To do: Retype the data below without altering anything.

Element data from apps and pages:
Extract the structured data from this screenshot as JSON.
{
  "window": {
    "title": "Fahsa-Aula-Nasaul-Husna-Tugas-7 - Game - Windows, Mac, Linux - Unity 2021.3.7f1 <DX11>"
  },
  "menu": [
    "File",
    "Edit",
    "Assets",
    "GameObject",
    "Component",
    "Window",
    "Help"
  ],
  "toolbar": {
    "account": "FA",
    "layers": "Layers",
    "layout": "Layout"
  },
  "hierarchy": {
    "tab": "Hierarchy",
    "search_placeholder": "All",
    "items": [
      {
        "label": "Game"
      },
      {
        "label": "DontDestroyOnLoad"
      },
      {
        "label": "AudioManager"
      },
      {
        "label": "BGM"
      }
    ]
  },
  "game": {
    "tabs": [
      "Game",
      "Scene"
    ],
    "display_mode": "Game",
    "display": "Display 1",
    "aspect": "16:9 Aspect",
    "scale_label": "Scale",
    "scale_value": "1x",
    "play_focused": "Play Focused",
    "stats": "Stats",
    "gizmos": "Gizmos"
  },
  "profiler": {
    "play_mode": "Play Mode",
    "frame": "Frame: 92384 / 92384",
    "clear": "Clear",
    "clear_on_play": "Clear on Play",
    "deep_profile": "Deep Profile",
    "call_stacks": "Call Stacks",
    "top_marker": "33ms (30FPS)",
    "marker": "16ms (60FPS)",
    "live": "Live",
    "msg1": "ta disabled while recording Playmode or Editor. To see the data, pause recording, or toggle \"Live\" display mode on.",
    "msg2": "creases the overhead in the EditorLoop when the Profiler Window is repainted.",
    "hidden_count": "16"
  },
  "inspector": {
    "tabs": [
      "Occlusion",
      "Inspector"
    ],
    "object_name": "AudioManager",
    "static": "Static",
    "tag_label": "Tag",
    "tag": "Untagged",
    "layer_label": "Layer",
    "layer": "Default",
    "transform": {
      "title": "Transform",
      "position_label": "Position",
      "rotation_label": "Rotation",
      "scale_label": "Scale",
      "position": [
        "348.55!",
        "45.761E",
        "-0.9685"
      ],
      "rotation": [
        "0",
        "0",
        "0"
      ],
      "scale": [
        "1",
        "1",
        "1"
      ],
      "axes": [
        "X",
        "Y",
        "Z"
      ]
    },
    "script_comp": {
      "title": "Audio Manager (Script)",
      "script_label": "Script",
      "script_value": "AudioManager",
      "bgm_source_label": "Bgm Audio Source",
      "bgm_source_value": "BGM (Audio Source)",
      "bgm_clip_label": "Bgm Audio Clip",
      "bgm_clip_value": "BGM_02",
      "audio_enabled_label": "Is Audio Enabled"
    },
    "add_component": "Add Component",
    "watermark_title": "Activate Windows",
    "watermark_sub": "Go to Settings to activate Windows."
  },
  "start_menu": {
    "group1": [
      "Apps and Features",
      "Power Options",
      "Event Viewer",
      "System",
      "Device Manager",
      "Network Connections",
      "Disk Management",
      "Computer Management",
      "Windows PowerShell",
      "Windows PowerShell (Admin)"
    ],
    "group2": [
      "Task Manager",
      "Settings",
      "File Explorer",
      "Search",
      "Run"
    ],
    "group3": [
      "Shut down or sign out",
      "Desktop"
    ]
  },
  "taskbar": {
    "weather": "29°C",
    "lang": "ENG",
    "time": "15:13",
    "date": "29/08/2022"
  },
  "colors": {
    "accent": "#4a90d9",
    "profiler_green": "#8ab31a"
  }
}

Solution to the problem:
Extract the structured data from this screenshot as JSON.
{
  "window": {
    "title": "Fahsa-Aula-Nasaul-Husna-Tugas-7 - Game - Windows, Mac, Linux - Unity 2021.3.7f1 <DX11>"
  },
  "menu": [
    "File",
    "Edit",
    "Assets",
    "GameObject",
    "Component",
    "Window",
    "Help"
  ],
  "toolbar": {
    "account": "FA",
    "layers": "Layers",
    "layout": "Layout"
  },
  "hierarchy": {
    "tab": "Hierarchy",
    "search_placeholder": "All",
    "items": [
      {
        "label": "Game"
      },
      {
        "label": "DontDestroyOnLoad"
      },
      {
        "label": "AudioManager"
      },
      {
        "label": "BGM"
      }
    ]
  },
  "game": {
    "tabs": [
      "Game",
      "Scene"
    ],
    "display_mode": "Game",
    "display": "Display 1",
    "aspect": "16:9 Aspect",
    "scale_label": "Scale",
    "scale_value": "1x",
    "play_focused": "Play Focused",
    "stats": "Stats",
    "gizmos": "Gizmos"
  },
  "profiler": {
    "play_mode": "Play Mode",
    "frame": "Frame: 92384 / 92384",
    "clear": "Clear",
    "clear_on_play": "Clear on Play",
    "deep_profile": "Deep Profile",
    "call_stacks": "Call Stacks",
    "top_marker": "33ms (30FPS)",
    "marker": "16ms (60FPS)",
    "live": "Live",
    "msg1": "ta disabled while recording Playmode or Editor. To see the data, pause recording, or toggle \"Live\" display mode on.",
    "msg2": "creases the overhead in the EditorLoop when the Profiler Window is repainted.",
    "hidden_count": "16"
  },
  "inspector": {
    "tabs": [
      "Occlusion",
      "Inspector"
    ],
    "object_name": "AudioManager",
    "static": "Static",
    "tag_label": "Tag",
    "tag": "Untagged",
    "layer_label": "Layer",
    "layer": "Default",
    "transform": {
      "title": "Transform",
      "position_label": "Position",
      "rotation_label": "Rotation",
      "scale_label": "Scale",
      "position": [
        "348.55!",
        "45.761E",
        "-0.9685"
      ],
      "rotation": [
        "0",
        "0",
        "0"
      ],
      "scale": [
        "1",
        "1",
        "1"
      ],
      "axes": [
        "X",
        "Y",
        "Z"
      ]
    },
    "script_comp": {
      "title": "Audio Manager (Script)",
      "script_label": "Script",
      "script_value": "AudioManager",
      "bgm_source_label": "Bgm Audio Source",
      "bgm_source_value": "BGM (Audio Source)",
      "bgm_clip_label": "Bgm Audio Clip",
      "bgm_clip_value": "BGM_02",
      "audio_enabled_label": "Is Audio Enabled"
    },
    "add_component": "Add Component",
    "watermark_title": "Activate Windows",
    "watermark_sub": "Go to Settings to activate Windows."
  },
  "start_menu": {
    "group1": [
      "Apps and Features",
      "Power Options",
      "Event Viewer",
      "System",
      "Device Manager",
      "Network Connections",
      "Disk Management",
      "Computer Management",
      "Windows PowerShell",
      "Windows PowerShell (Admin)"
    ],
    "group2": [
      "Task Manager",
      "Settings",
      "File Explorer",
      "Search",
      "Run"
    ],
    "group3": [
      "Shut down or sign out",
      "Desktop"
    ]
  },
  "taskbar": {
    "weather": "29°C",
    "lang": "ENG",
    "time": "15:13",
    "date": "29/08/2022"
  },
  "colors": {
    "accent": "#4a90d9",
    "profiler_green": "#8ab31a"
  }
}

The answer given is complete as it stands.